Integrated circuit development
|This article does not cite any sources. (October 2009) (Learn how and when to remove this template message)|
||It has been suggested that this article be merged into Integrated circuit design. (Discuss) Proposed since April 2017.|
The integrated circuit (IC) development process is complex and arduous. The high level process for developing an integrated circuit starts with defining product requirements, progresses through architectural definition, implementation, bringup and finally productization. The various phases of the integrated circuit development process are described below. Although the phases are presented here in a straightforward fashion, in reality there is iteration and these steps may occur multiple times.
Before an architecture can be defined some high level product goals must be defined. The requirements are usually generated by a cross functional team that addresses market opportunity, customer needs, feasibility and much more. This phase should result in a product requirements document.
The architecture defines the fundamental structure, goals and principles of the product. It defines high level concepts and the intrinsic value proposition of the product. Architecture teams take into account many variables and interface with many groups. People creating the architecture generally have a significant amount of experience dealing with systems in the area for which the architecture is being created. The work product of the architecture phase is an architectural specification.
The micro-architecture is a step closer to the hardware. It implements the architecture and defines specific mechanisms and structures for achieving that implementation. The result of the micro-architecture phase is a micro-architecture specification which describes the methods used to implement the architecture.
In the implementation phase the design itself is created using the micro-architectural specification as the starting point. This involves low level definition and partitioning, writing code, entering schematics and verification. This phase ends with a design reaching tapeout.
After a design is created, taped-out and manufactured, actual hardware, 'first silicon', is received which is taken into the lab where it goes through bringup. Bringup is the process of powering, testing and characterizing the design in the lab. Numerous tests are performed starting from very simple tests such as ensuring that the device will power on to much more complicated tests which try to stress the part in various ways. The result of the bringup phase is documentation of characterization data (how well the part performs to spec) and errata (unexpected behavior).

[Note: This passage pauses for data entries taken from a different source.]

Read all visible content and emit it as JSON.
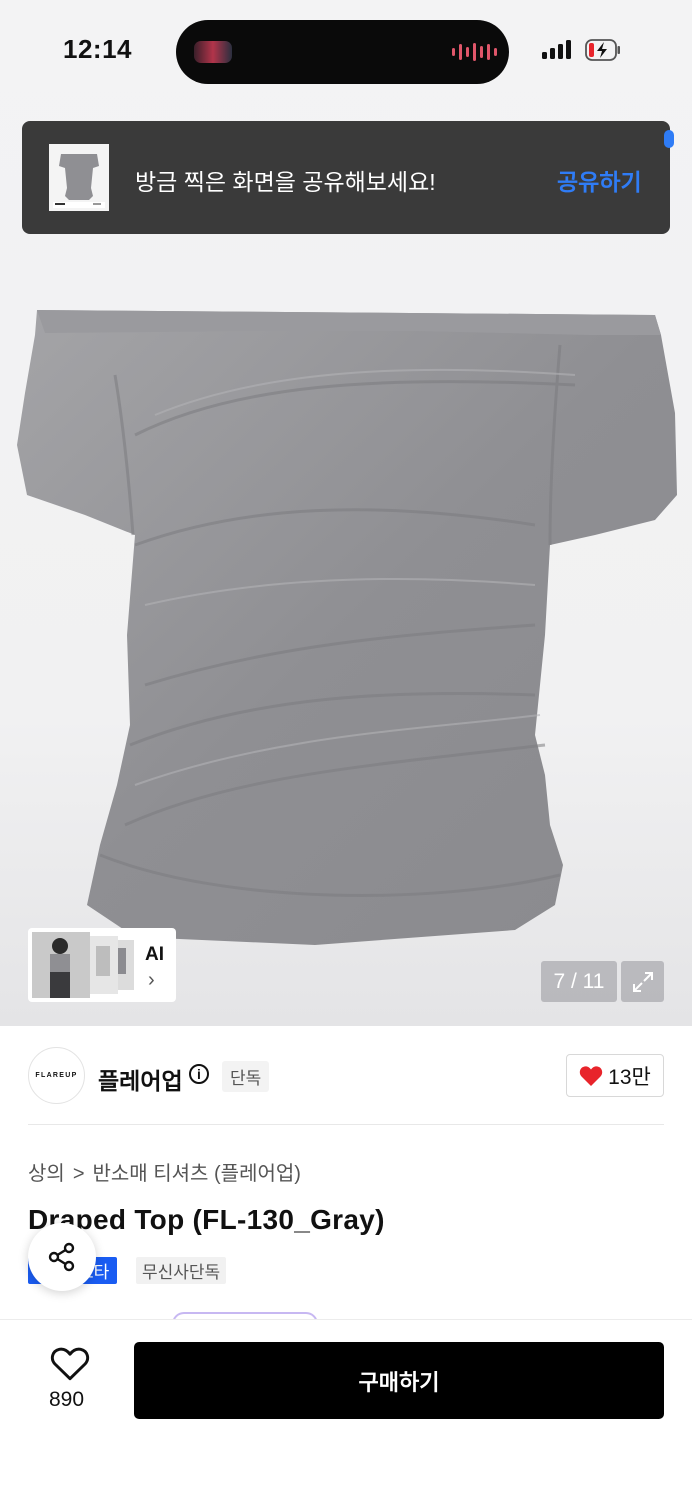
{
  "status_bar": {
    "time": "12:14"
  },
  "toast": {
    "message": "방금 찍은 화면을 공유해보세요!",
    "action_label": "공유하기"
  },
  "gallery": {
    "ai_label": "AI",
    "ai_chevron": "›",
    "page_indicator": "7 / 11"
  },
  "brand": {
    "logo_text": "FLAREUP",
    "name": "플레어업",
    "info_symbol": "i",
    "exclusive_badge": "단독",
    "like_count": "13만"
  },
  "breadcrumb": {
    "category": "상의",
    "separator": ">",
    "subcategory": "반소매 티셔츠 (플레어업)"
  },
  "product": {
    "title": "Draped Top (FL-130_Gray)",
    "tag_primary": "스타",
    "tag_secondary": "무신사단독"
  },
  "bottom_bar": {
    "like_total": "890",
    "buy_label": "구매하기"
  },
  "icons": {
    "share": "share-icon",
    "heart_filled": "heart-icon",
    "heart_outline": "heart-outline-icon",
    "expand": "expand-icon",
    "info": "info-icon",
    "battery": "battery-charging-icon",
    "signal": "signal-icon"
  },
  "colors": {
    "accent_blue": "#2f7cf6",
    "tag_blue": "#1a5cf2",
    "heart_red": "#e8242b",
    "toast_bg": "#3a3a3a",
    "buy_button": "#000000"
  }
}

Productization is the task of taking a design from engineering into mass production manufacturing. Although a design may have successfully met the specifications of the product in the lab during the bringup phase there are many challenges that face product engineers when trying to mass-produce those designs. The IC must be ramped up to production volumes with an acceptable yield. The goal of the productization phase is to reach mass production volumes at an acceptable cost.
Once a design is mature and has reached mass production it must be sustained. The process must be continually monitored and problems dealt with quickly to avoid a significant impact on production volumes. The goal of sustaining is to maintain production volumes and continually reduce costs until the product reaches end of life.